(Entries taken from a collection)
+++

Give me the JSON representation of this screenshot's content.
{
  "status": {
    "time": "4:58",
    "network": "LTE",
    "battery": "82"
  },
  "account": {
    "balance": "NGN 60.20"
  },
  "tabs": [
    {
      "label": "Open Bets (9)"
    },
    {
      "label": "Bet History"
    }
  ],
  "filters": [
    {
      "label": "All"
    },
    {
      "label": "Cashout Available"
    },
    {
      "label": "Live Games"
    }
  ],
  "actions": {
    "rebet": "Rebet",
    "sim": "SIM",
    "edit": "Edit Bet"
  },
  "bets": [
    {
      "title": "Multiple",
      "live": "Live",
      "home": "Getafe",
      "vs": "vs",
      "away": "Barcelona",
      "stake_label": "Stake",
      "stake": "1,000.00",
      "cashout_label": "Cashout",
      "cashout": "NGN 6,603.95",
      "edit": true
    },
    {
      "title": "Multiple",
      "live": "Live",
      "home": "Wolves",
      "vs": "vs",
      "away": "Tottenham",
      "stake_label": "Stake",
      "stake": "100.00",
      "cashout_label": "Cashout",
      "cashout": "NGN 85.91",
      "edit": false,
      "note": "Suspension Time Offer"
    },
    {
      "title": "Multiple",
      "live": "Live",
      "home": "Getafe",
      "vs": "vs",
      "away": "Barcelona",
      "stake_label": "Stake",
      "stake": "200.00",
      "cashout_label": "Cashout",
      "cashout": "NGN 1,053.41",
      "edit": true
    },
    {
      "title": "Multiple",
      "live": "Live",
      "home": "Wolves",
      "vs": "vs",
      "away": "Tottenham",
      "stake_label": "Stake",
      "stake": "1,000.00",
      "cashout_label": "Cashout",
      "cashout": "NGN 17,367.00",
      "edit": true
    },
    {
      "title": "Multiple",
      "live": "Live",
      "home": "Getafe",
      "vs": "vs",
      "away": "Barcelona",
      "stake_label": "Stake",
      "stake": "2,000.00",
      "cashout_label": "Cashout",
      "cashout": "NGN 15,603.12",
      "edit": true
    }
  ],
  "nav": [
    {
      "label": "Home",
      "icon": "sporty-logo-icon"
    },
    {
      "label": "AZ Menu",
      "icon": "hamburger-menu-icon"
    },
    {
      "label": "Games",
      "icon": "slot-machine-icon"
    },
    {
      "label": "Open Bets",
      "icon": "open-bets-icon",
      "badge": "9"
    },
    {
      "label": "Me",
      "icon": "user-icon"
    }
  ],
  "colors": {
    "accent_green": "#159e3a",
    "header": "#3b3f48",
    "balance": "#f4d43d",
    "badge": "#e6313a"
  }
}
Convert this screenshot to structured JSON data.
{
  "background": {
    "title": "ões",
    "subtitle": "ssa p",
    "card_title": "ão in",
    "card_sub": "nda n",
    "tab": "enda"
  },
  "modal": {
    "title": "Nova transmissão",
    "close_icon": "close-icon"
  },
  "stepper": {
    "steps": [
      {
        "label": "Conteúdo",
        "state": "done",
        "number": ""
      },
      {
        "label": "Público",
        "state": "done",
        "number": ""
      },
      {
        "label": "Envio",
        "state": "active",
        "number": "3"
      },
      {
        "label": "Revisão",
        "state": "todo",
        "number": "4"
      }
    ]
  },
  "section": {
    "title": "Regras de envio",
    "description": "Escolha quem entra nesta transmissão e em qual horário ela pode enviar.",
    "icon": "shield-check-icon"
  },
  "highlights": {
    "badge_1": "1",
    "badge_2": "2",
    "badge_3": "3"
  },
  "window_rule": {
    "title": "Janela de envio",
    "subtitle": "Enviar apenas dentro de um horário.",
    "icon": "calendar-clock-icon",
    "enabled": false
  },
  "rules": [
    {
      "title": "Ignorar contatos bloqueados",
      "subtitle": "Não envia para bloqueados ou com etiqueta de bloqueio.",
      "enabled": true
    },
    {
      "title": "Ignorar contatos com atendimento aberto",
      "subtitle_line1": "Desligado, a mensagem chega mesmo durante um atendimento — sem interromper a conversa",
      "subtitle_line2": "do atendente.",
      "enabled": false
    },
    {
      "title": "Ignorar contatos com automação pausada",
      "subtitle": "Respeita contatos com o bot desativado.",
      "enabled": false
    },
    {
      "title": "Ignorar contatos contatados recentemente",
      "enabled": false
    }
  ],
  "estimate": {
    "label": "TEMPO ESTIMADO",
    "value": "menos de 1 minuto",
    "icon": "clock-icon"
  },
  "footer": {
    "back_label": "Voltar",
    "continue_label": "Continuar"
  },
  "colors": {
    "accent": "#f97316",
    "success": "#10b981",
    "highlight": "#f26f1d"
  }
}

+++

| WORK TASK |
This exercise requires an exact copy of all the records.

| SOLUTION |
Give me the JSON representation of this screenshot's content.
{
  "status": {
    "time": "4:58",
    "network": "LTE",
    "battery": "82"
  },
  "account": {
    "balance": "NGN 60.20"
  },
  "tabs": [
    {
      "label": "Open Bets (9)"
    },
    {
      "label": "Bet History"
    }
  ],
  "filters": [
    {
      "label": "All"
    },
    {
      "label": "Cashout Available"
    },
    {
      "label": "Live Games"
    }
  ],
  "actions": {
    "rebet": "Rebet",
    "sim": "SIM",
    "edit": "Edit Bet"
  },
  "bets": [
    {
      "title": "Multiple",
      "live": "Live",
      "home": "Getafe",
      "vs": "vs",
      "away": "Barcelona",
      "stake_label": "Stake",
      "stake": "1,000.00",
      "cashout_label": "Cashout",
      "cashout": "NGN 6,603.95",
      "edit": true
    },
    {
      "title": "Multiple",
      "live": "Live",
      "home": "Wolves",
      "vs": "vs",
      "away": "Tottenham",
      "stake_label": "Stake",
      "stake": "100.00",
      "cashout_label": "Cashout",
      "cashout": "NGN 85.91",
      "edit": false,
      "note": "Suspension Time Offer"
    },
    {
      "title": "Multiple",
      "live": "Live",
      "home": "Getafe",
      "vs": "vs",
      "away": "Barcelona",
      "stake_label": "Stake",
      "stake": "200.00",
      "cashout_label": "Cashout",
      "cashout": "NGN 1,053.41",
      "edit": true
    },
    {
      "title": "Multiple",
      "live": "Live",
      "home": "Wolves",
      "vs": "vs",
      "away": "Tottenham",
      "stake_label": "Stake",
      "stake": "1,000.00",
      "cashout_label": "Cashout",
      "cashout": "NGN 17,367.00",
      "edit": true
    },
    {
      "title": "Multiple",
      "live": "Live",
      "home": "Getafe",
      "vs": "vs",
      "away": "Barcelona",
      "stake_label": "Stake",
      "stake": "2,000.00",
      "cashout_label": "Cashout",
      "cashout": "NGN 15,603.12",
      "edit": true
    }
  ],
  "nav": [
    {
      "label": "Home",
      "icon": "sporty-logo-icon"
    },
    {
      "label": "AZ Menu",
      "icon": "hamburger-menu-icon"
    },
    {
      "label": "Games",
      "icon": "slot-machine-icon"
    },
    {
      "label": "Open Bets",
      "icon": "open-bets-icon",
      "badge": "9"
    },
    {
      "label": "Me",
      "icon": "user-icon"
    }
  ],
  "colors": {
    "accent_green": "#159e3a",
    "header": "#3b3f48",
    "balance": "#f4d43d",
    "badge": "#e6313a"
  }
}
Convert this screenshot to structured JSON data.
{
  "background": {
    "title": "ões",
    "subtitle": "ssa p",
    "card_title": "ão in",
    "card_sub": "nda n",
    "tab": "enda"
  },
  "modal": {
    "title": "Nova transmissão",
    "close_icon": "close-icon"
  },
  "stepper": {
    "steps": [
      {
        "label": "Conteúdo",
        "state": "done",
        "number": ""
      },
      {
        "label": "Público",
        "state": "done",
        "number": ""
      },
      {
        "label": "Envio",
        "state": "active",
        "number": "3"
      },
      {
        "label": "Revisão",
        "state": "todo",
        "number": "4"
      }
    ]
  },
  "section": {
    "title": "Regras de envio",
    "description": "Escolha quem entra nesta transmissão e em qual horário ela pode enviar.",
    "icon": "shield-check-icon"
  },
  "highlights": {
    "badge_1": "1",
    "badge_2": "2",
    "badge_3": "3"
  },
  "window_rule": {
    "title": "Janela de envio",
    "subtitle": "Enviar apenas dentro de um horário.",
    "icon": "calendar-clock-icon",
    "enabled": false
  },
  "rules": [
    {
      "title": "Ignorar contatos bloqueados",
      "subtitle": "Não envia para bloqueados ou com etiqueta de bloqueio.",
      "enabled": true
    },
    {
      "title": "Ignorar contatos com atendimento aberto",
      "subtitle_line1": "Desligado, a mensagem chega mesmo durante um atendimento — sem interromper a conversa",
      "subtitle_line2": "do atendente.",
      "enabled": false
    },
    {
      "title": "Ignorar contatos com automação pausada",
      "subtitle": "Respeita contatos com o bot desativado.",
      "enabled": false
    },
    {
      "title": "Ignorar contatos contatados recentemente",
      "enabled": false
    }
  ],
  "estimate": {
    "label": "TEMPO ESTIMADO",
    "value": "menos de 1 minuto",
    "icon": "clock-icon"
  },
  "footer": {
    "back_label": "Voltar",
    "continue_label": "Continuar"
  },
  "colors": {
    "accent": "#f97316",
    "success": "#10b981",
    "highlight": "#f26f1d"
  }
}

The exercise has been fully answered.